Send to:

Choose Destination
See comment in PubMed Commons below
Biol Psychiatry. 2002 Mar 15;51(6):431-45.

A potential role for thalamocingulate circuitry in human maternal behavior.

Author information

  • 1Department of Psychiatry, Medical University of South Carolina, Charleston, South Carolina 29425, USA.



Little is known about the regional brain basis of human maternal behavior. To understand this better, we have been examining brain activity in mothers listening to infant cries.


We measured functional Magnetic Resonance Imaging brain activity in healthy, breastfeeding first-time mothers with young infants while they listened to infant cries, white noise control sounds, and a rest condition. Based on the thalamocingulate theory of maternal behavior and pilot work, we hypothesized that the cingulate, medial thalamus, medial prefrontal cortex, and right orbitofrontal cortex would display more activity with infant cries than with white noise (comparison 1) and would uniquely activate with the cries, meaning that these regions would display activity with cry minus rest but not with white noise minus rest (comparison 2).

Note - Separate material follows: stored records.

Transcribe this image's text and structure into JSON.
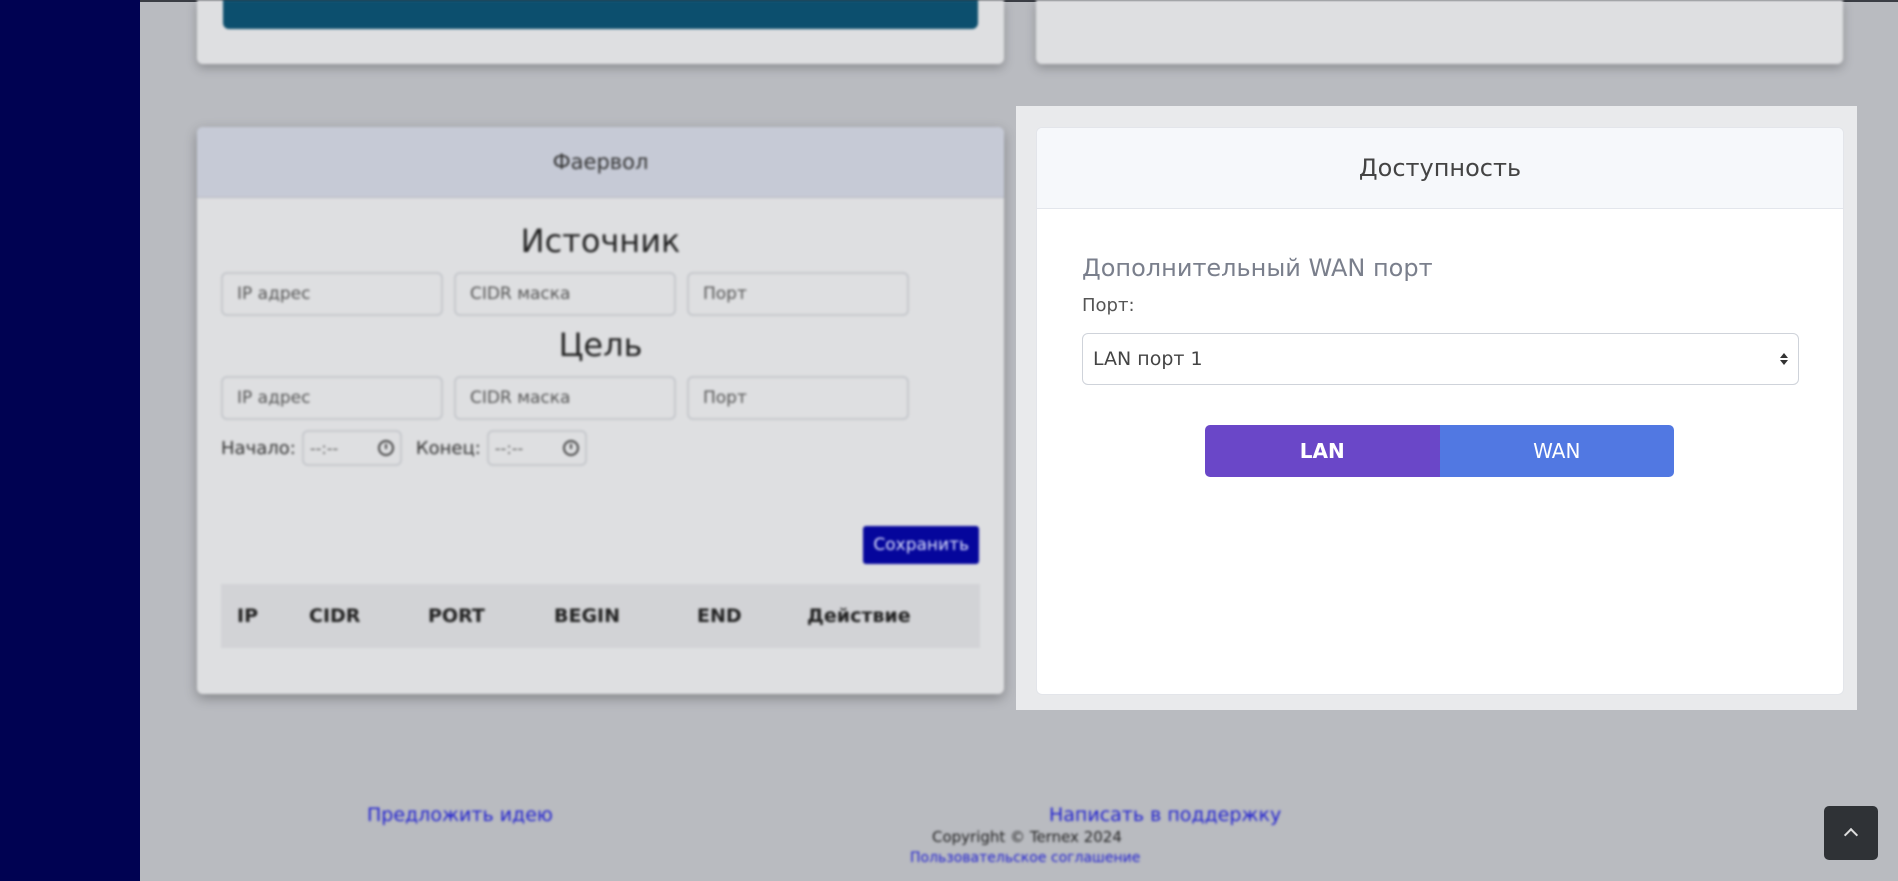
{
  "firewall": {
    "title": "Фаервол",
    "source_heading": "Источник",
    "target_heading": "Цель",
    "ip_placeholder": "IP адрес",
    "cidr_placeholder": "CIDR маска",
    "port_placeholder": "Порт",
    "start_label": "Начало:",
    "end_label": "Конец:",
    "time_placeholder": "--:--",
    "save_label": "Сохранить",
    "table_headers": [
      "IP",
      "CIDR",
      "PORT",
      "BEGIN",
      "END",
      "Действие"
    ]
  },
  "availability": {
    "title": "Доступность",
    "section_title": "Дополнительный WAN порт",
    "port_label": "Порт:",
    "port_selected": "LAN порт 1",
    "lan_label": "LAN",
    "wan_label": "WAN"
  },
  "footer": {
    "suggest_idea": "Предложить идею",
    "write_support": "Написать в поддержку",
    "copyright": "Copyright © Ternex 2024",
    "user_agreement": "Пользовательское соглашение"
  },
  "colors": {
    "sidebar": "#000252",
    "lan_active": "#6a47c8",
    "wan": "#5178e2",
    "save_button": "#05069c"
  }
}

In hypothesized regions, the group displayed more activity in the medial thalamus, medial prefrontal and right orbitofrontal cortices with both comparisons. The anterior and posterior cingulate cortex displayed more activity only with comparison 1. In non-hypothesized brain regions, several other structures thought important in rodent maternal behavior displayed activity with both comparisons including the midbrain, hypothalamus, dorsal and ventral striatum, and vicinity of the lateral septal region.


Our results partially support our hypotheses and are generally consistent with neuroanatomical studies of rodent maternal behavior.

[PubMed - indexed for MEDLINE]
PubMed Commons home

PubMed Commons

How to join PubMed Commons

    Supplemental Content

    Full text links

    Icon for Elsevier Science
    Loading ...
    Write to the Help Desk